* _Website and app data records_:
-- -- --

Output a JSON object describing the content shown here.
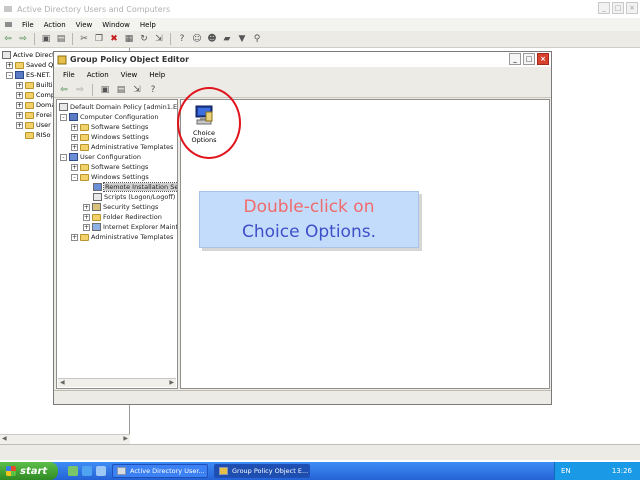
{
  "outer_window": {
    "title": "Active Directory Users and Computers",
    "controls": {
      "minimize": "_",
      "maximize": "□",
      "close": "×"
    },
    "menu": [
      "File",
      "Action",
      "View",
      "Window",
      "Help"
    ],
    "tree": [
      {
        "label": "Active Directo",
        "expander": ""
      },
      {
        "label": "Saved Q",
        "expander": "+"
      },
      {
        "label": "ES-NET.",
        "expander": "-"
      },
      {
        "label": "Builti",
        "expander": "+"
      },
      {
        "label": "Comp",
        "expander": "+"
      },
      {
        "label": "Doma",
        "expander": "+"
      },
      {
        "label": "Forei",
        "expander": "+"
      },
      {
        "label": "User",
        "expander": "+"
      },
      {
        "label": "RISo",
        "expander": ""
      }
    ]
  },
  "gpo_window": {
    "title": "Group Policy Object Editor",
    "controls": {
      "minimize": "_",
      "maximize": "□",
      "close": "×"
    },
    "menu": [
      "File",
      "Action",
      "View",
      "Help"
    ],
    "tree": [
      {
        "label": "Default Domain Policy [admin1.ES-N",
        "expander": "",
        "indent": 0,
        "icon": "policy-icon"
      },
      {
        "label": "Computer Configuration",
        "expander": "-",
        "indent": 1,
        "icon": "computer-icon"
      },
      {
        "label": "Software Settings",
        "expander": "+",
        "indent": 2,
        "icon": "folder-icon"
      },
      {
        "label": "Windows Settings",
        "expander": "+",
        "indent": 2,
        "icon": "folder-icon"
      },
      {
        "label": "Administrative Templates",
        "expander": "+",
        "indent": 2,
        "icon": "folder-icon"
      },
      {
        "label": "User Configuration",
        "expander": "-",
        "indent": 1,
        "icon": "user-config-icon"
      },
      {
        "label": "Software Settings",
        "expander": "+",
        "indent": 2,
        "icon": "folder-icon"
      },
      {
        "label": "Windows Settings",
        "expander": "-",
        "indent": 2,
        "icon": "folder-icon"
      },
      {
        "label": "Remote Installation Ser",
        "expander": "",
        "indent": 3,
        "icon": "remote-install-icon",
        "selected": true
      },
      {
        "label": "Scripts (Logon/Logoff)",
        "expander": "",
        "indent": 3,
        "icon": "script-icon"
      },
      {
        "label": "Security Settings",
        "expander": "+",
        "indent": 3,
        "icon": "security-icon"
      },
      {
        "label": "Folder Redirection",
        "expander": "+",
        "indent": 3,
        "icon": "folder-icon"
      },
      {
        "label": "Internet Explorer Maint",
        "expander": "+",
        "indent": 3,
        "icon": "ie-icon"
      },
      {
        "label": "Administrative Templates",
        "expander": "+",
        "indent": 2,
        "icon": "folder-icon"
      }
    ],
    "right_pane_item": {
      "label_line1": "Choice",
      "label_line2": "Options"
    }
  },
  "callout": {
    "line1": "Double-click on",
    "line2": "Choice Options.",
    "colors": {
      "line1": "#ef6b6b",
      "line2": "#3d4fc9",
      "background": "#c4dcfb",
      "highlight_circle": "#e0141c"
    }
  },
  "taskbar": {
    "start_label": "start",
    "tasks": [
      {
        "label": "Active Directory User...",
        "active": false
      },
      {
        "label": "Group Policy Object E...",
        "active": true
      }
    ],
    "language": "EN",
    "clock": "13:26"
  }
}
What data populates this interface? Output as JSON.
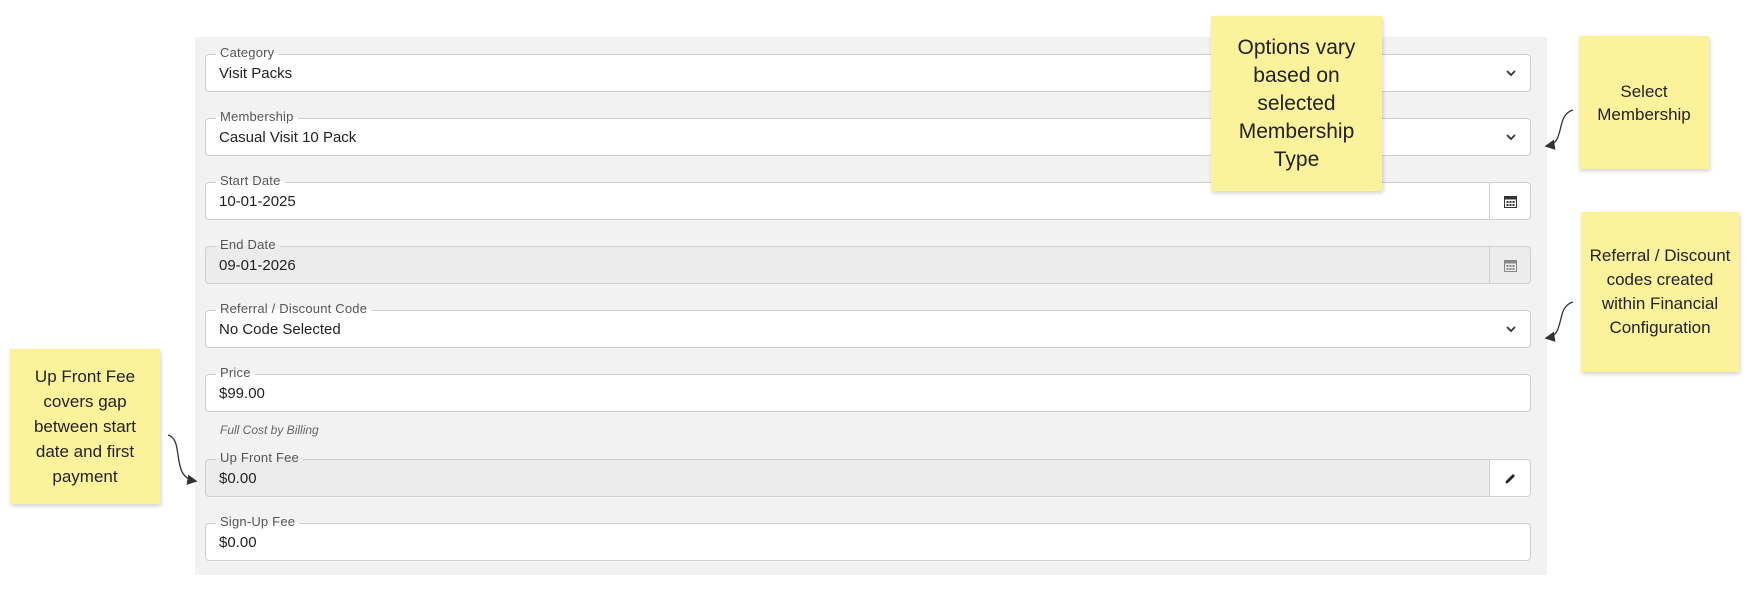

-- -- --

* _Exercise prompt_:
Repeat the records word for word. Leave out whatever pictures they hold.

* _Answer box_:
Output a JSON object describing the content shown here.
{
  "outer_window": {
    "title": "Active Directory Users and Computers",
    "controls": {
      "minimize": "_",
      "maximize": "□",
      "close": "×"
    },
    "menu": [
      "File",
      "Action",
      "View",
      "Window",
      "Help"
    ],
    "tree": [
      {
        "label": "Active Directo",
        "expander": ""
      },
      {
        "label": "Saved Q",
        "expander": "+"
      },
      {
        "label": "ES-NET.",
        "expander": "-"
      },
      {
        "label": "Builti",
        "expander": "+"
      },
      {
        "label": "Comp",
        "expander": "+"
      },
      {
        "label": "Doma",
        "expander": "+"
      },
      {
        "label": "Forei",
        "expander": "+"
      },
      {
        "label": "User",
        "expander": "+"
      },
      {
        "label": "RISo",
        "expander": ""
      }
    ]
  },
  "gpo_window": {
    "title": "Group Policy Object Editor",
    "controls": {
      "minimize": "_",
      "maximize": "□",
      "close": "×"
    },
    "menu": [
      "File",
      "Action",
      "View",
      "Help"
    ],
    "tree": [
      {
        "label": "Default Domain Policy [admin1.ES-N",
        "expander": "",
        "indent": 0,
        "icon": "policy-icon"
      },
      {
        "label": "Computer Configuration",
        "expander": "-",
        "indent": 1,
        "icon": "computer-icon"
      },
      {
        "label": "Software Settings",
        "expander": "+",
        "indent": 2,
        "icon": "folder-icon"
      },
      {
        "label": "Windows Settings",
        "expander": "+",
        "indent": 2,
        "icon": "folder-icon"
      },
      {
        "label": "Administrative Templates",
        "expander": "+",
        "indent": 2,
        "icon": "folder-icon"
      },
      {
        "label": "User Configuration",
        "expander": "-",
        "indent": 1,
        "icon": "user-config-icon"
      },
      {
        "label": "Software Settings",
        "expander": "+",
        "indent": 2,
        "icon": "folder-icon"
      },
      {
        "label": "Windows Settings",
        "expander": "-",
        "indent": 2,
        "icon": "folder-icon"
      },
      {
        "label": "Remote Installation Ser",
        "expander": "",
        "indent": 3,
        "icon": "remote-install-icon",
        "selected": true
      },
      {
        "label": "Scripts (Logon/Logoff)",
        "expander": "",
        "indent": 3,
        "icon": "script-icon"
      },
      {
        "label": "Security Settings",
        "expander": "+",
        "indent": 3,
        "icon": "security-icon"
      },
      {
        "label": "Folder Redirection",
        "expander": "+",
        "indent": 3,
        "icon": "folder-icon"
      },
      {
        "label": "Internet Explorer Maint",
        "expander": "+",
        "indent": 3,
        "icon": "ie-icon"
      },
      {
        "label": "Administrative Templates",
        "expander": "+",
        "indent": 2,
        "icon": "folder-icon"
      }
    ],
    "right_pane_item": {
      "label_line1": "Choice",
      "label_line2": "Options"
    }
  },
  "callout": {
    "line1": "Double-click on",
    "line2": "Choice Options.",
    "colors": {
      "line1": "#ef6b6b",
      "line2": "#3d4fc9",
      "background": "#c4dcfb",
      "highlight_circle": "#e0141c"
    }
  },
  "taskbar": {
    "start_label": "start",
    "tasks": [
      {
        "label": "Active Directory User...",
        "active": false
      },
      {
        "label": "Group Policy Object E...",
        "active": true
      }
    ],
    "language": "EN",
    "clock": "13:26"
  }
}
What data populates this interface? Output as JSON.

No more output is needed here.